• [Task brief]
As written and without pictures, set down the lines from the one that contains "What's the underlying" through the end of the data.

• [Dataset items]
Content starts

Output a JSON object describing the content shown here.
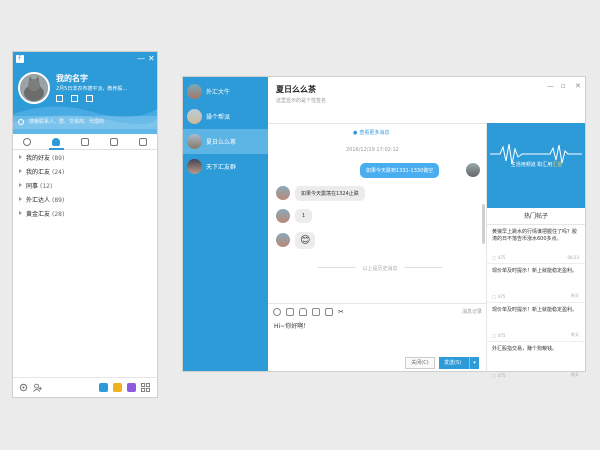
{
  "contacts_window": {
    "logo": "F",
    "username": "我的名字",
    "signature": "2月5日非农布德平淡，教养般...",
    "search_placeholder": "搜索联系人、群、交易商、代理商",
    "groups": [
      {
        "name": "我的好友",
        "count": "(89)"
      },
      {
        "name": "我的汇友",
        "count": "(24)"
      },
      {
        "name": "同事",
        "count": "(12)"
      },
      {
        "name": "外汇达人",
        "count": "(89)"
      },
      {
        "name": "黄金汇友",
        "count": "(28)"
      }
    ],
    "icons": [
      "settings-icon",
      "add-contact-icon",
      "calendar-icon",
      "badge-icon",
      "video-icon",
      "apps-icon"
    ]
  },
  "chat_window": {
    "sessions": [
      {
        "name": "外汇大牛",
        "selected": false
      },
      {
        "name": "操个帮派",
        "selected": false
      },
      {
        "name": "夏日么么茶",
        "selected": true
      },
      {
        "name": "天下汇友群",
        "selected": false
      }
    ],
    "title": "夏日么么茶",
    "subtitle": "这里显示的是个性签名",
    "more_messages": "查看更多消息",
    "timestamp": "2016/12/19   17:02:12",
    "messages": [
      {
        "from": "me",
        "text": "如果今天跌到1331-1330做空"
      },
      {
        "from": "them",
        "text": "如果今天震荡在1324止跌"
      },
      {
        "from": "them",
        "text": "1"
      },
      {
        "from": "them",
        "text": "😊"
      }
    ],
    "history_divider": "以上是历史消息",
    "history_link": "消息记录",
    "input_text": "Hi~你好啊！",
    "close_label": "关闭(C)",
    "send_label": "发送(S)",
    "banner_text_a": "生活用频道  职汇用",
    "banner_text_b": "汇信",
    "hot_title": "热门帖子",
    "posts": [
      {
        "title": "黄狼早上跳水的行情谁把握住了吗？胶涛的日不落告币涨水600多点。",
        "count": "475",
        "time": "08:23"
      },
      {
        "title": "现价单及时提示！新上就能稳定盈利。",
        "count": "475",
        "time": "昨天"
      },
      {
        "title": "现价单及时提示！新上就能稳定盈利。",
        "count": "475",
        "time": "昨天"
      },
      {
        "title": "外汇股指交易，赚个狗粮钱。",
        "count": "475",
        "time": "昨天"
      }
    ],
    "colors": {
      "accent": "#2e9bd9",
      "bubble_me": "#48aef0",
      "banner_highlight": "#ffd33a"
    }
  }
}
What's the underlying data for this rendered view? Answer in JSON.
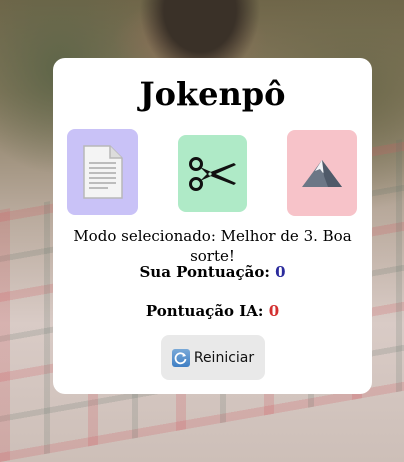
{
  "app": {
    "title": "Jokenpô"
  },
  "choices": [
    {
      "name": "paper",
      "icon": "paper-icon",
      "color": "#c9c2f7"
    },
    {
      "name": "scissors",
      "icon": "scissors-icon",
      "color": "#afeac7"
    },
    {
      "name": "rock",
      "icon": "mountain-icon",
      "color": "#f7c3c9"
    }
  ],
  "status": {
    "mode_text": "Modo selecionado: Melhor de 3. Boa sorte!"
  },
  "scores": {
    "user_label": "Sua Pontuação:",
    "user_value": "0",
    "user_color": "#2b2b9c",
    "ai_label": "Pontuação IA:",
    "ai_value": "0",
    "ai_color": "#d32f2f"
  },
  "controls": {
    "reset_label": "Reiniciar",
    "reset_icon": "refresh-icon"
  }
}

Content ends

• [Answer to the exercise]
What's the underlying data for this rendered view? Answer in JSON.
{
  "app": {
    "title": "Jokenpô"
  },
  "choices": [
    {
      "name": "paper",
      "icon": "paper-icon",
      "color": "#c9c2f7"
    },
    {
      "name": "scissors",
      "icon": "scissors-icon",
      "color": "#afeac7"
    },
    {
      "name": "rock",
      "icon": "mountain-icon",
      "color": "#f7c3c9"
    }
  ],
  "status": {
    "mode_text": "Modo selecionado: Melhor de 3. Boa sorte!"
  },
  "scores": {
    "user_label": "Sua Pontuação:",
    "user_value": "0",
    "user_color": "#2b2b9c",
    "ai_label": "Pontuação IA:",
    "ai_value": "0",
    "ai_color": "#d32f2f"
  },
  "controls": {
    "reset_label": "Reiniciar",
    "reset_icon": "refresh-icon"
  }
}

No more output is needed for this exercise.